**What you are asked to do**
Below are some records; find each line that carries the word "data" and copy it.
#### Material for this exercise ####
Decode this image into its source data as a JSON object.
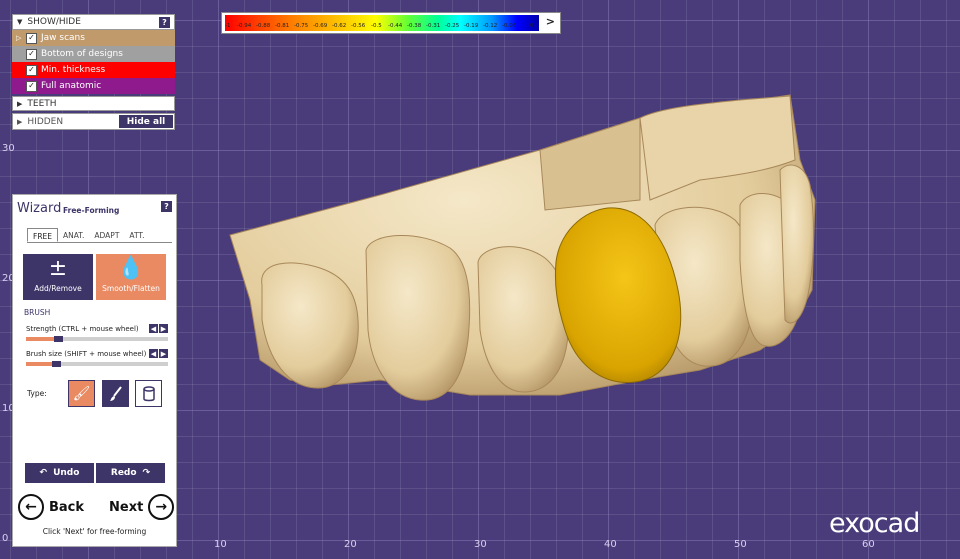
{
  "showhide": {
    "title": "SHOW/HIDE",
    "help": "?",
    "items": [
      {
        "label": "Jaw scans",
        "checked": true,
        "color": "#c19a6b",
        "expander": true
      },
      {
        "label": "Bottom of designs",
        "checked": true,
        "color": "#a0a0a0",
        "expander": false
      },
      {
        "label": "Min. thickness",
        "checked": true,
        "color": "#ff0000",
        "expander": false
      },
      {
        "label": "Full anatomic",
        "checked": true,
        "color": "#8e1a8e",
        "expander": false
      }
    ],
    "teeth_label": "TEETH",
    "hidden_label": "HIDDEN",
    "hide_all": "Hide all"
  },
  "colorscale": {
    "ticks": [
      "-1",
      "-0.94",
      "-0.88",
      "-0.81",
      "-0.75",
      "-0.69",
      "-0.62",
      "-0.56",
      "-0.5",
      "-0.44",
      "-0.38",
      "-0.31",
      "-0.25",
      "-0.19",
      "-0.12",
      "-0.06",
      "0"
    ],
    "arrow": ">"
  },
  "axes": {
    "x_ticks": [
      "0",
      "10",
      "20",
      "30",
      "40",
      "50",
      "60"
    ],
    "y_ticks": [
      "30",
      "20",
      "10",
      "0"
    ]
  },
  "wizard": {
    "title": "Wizard",
    "subtitle": "Free-Forming",
    "help": "?",
    "tabs": [
      "FREE",
      "ANAT.",
      "ADAPT",
      "ATT."
    ],
    "active_tab": "FREE",
    "add_remove": "Add/Remove",
    "smooth_flatten": "Smooth/Flatten",
    "brush_label": "BRUSH",
    "strength_label": "Strength (CTRL + mouse wheel)",
    "brushsize_label": "Brush size (SHIFT + mouse wheel)",
    "strength_value": 0.2,
    "brushsize_value": 0.18,
    "type_label": "Type:",
    "undo": "Undo",
    "redo": "Redo",
    "back": "Back",
    "next": "Next",
    "hint": "Click 'Next' for free-forming"
  },
  "logo": "exocad",
  "colors": {
    "accent": "#3d3468",
    "orange": "#e98a62",
    "background": "#4a3c7a",
    "tooth": "#e8d6ae",
    "crown": "#e0a800"
  }
}
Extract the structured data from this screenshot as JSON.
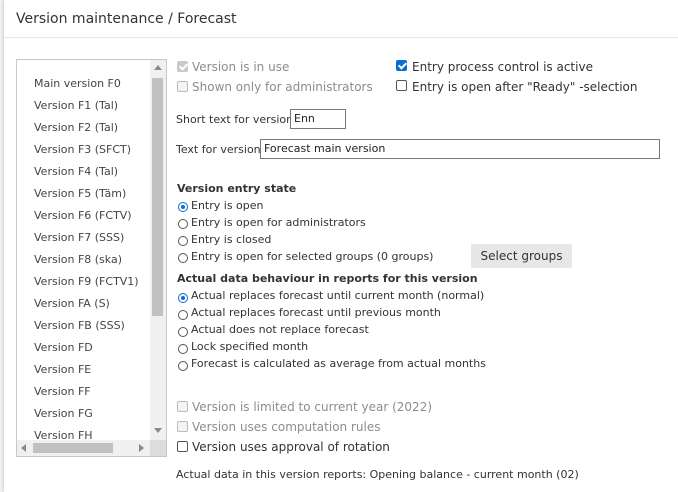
{
  "dialog": {
    "title": "Version maintenance / Forecast"
  },
  "version_list": {
    "items": [
      "Main version F0",
      "Version F1 (Tal)",
      "Version F2 (Tal)",
      "Version F3 (SFCT)",
      "Version F4 (Tal)",
      "Version F5 (Täm)",
      "Version F6 (FCTV)",
      "Version F7 (SSS)",
      "Version F8 (ska)",
      "Version F9 (FCTV1)",
      "Version FA (S)",
      "Version FB (SSS)",
      "Version FD",
      "Version FE",
      "Version FF",
      "Version FG",
      "Version FH"
    ]
  },
  "flags": {
    "in_use": {
      "label": "Version is in use",
      "checked": true,
      "disabled": true
    },
    "admins_only": {
      "label": "Shown only for administrators",
      "checked": false,
      "disabled": true
    },
    "process_control": {
      "label": "Entry process control is active",
      "checked": true
    },
    "open_after_ready": {
      "label": "Entry is open after \"Ready\" -selection",
      "checked": false
    }
  },
  "short_text": {
    "label": "Short text for version:",
    "value": "Enn"
  },
  "text": {
    "label": "Text for version:",
    "value": "Forecast main version"
  },
  "entry_state": {
    "title": "Version entry state",
    "options": [
      "Entry is open",
      "Entry is open for administrators",
      "Entry is closed",
      "Entry is open for selected groups (0 groups)"
    ],
    "selected": 0,
    "select_groups_label": "Select groups"
  },
  "actual_behaviour": {
    "title": "Actual data behaviour in reports for this version",
    "options": [
      "Actual replaces forecast until current month (normal)",
      "Actual replaces forecast until previous month",
      "Actual does not replace forecast",
      "Lock specified month",
      "Forecast is calculated as average from actual months"
    ],
    "selected": 0
  },
  "bottom_flags": {
    "limited_year": {
      "label": "Version is limited to current year (2022)",
      "checked": false,
      "disabled": true
    },
    "computation_rules": {
      "label": "Version uses computation rules",
      "checked": false,
      "disabled": true
    },
    "approval_rotation": {
      "label": "Version uses approval of rotation",
      "checked": false
    }
  },
  "footer_note": "Actual data in this version reports: Opening balance - current month (02)"
}
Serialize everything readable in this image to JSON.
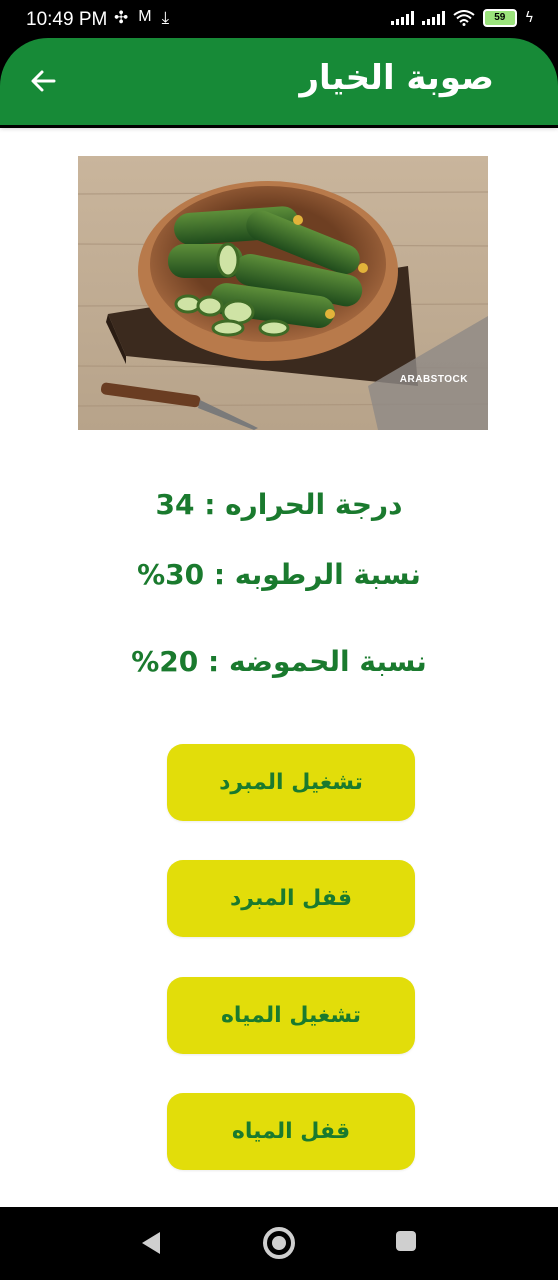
{
  "status_bar": {
    "time": "10:49 PM",
    "battery": "59",
    "icons": [
      "fan-icon",
      "gmail-icon",
      "download-icon",
      "signal-icon",
      "signal-icon",
      "wifi-icon",
      "battery-icon",
      "charging-icon"
    ]
  },
  "app_bar": {
    "title": "صوبة الخيار",
    "back_icon": "arrow-back-icon",
    "color": "#178a37"
  },
  "image": {
    "subject": "cucumbers in wooden bowl",
    "watermark": "ARABSTOCK"
  },
  "readings": {
    "temperature": "درجة الحراره : 34",
    "humidity": "نسبة الرطوبه : 30%",
    "acidity": "نسبة الحموضه : 20%"
  },
  "buttons": {
    "cooler_on": "تشغيل المبرد",
    "cooler_off": "قفل المبرد",
    "water_on": "تشغيل المياه",
    "water_off": "قفل المياه",
    "color": "#e2dd0a",
    "text_color": "#1a7a2e"
  },
  "nav_bar": {
    "back_icon": "nav-back-icon",
    "home_icon": "nav-home-icon",
    "recents_icon": "nav-recents-icon"
  }
}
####
**Task solution**
Decode this image into its source data as a JSON object.
Extract the structured data from this screenshot as JSON.
    "title": "Actual data behaviour in reports for this version",
  "footer_note": "Actual data in this version reports: Opening balance - current month (02)"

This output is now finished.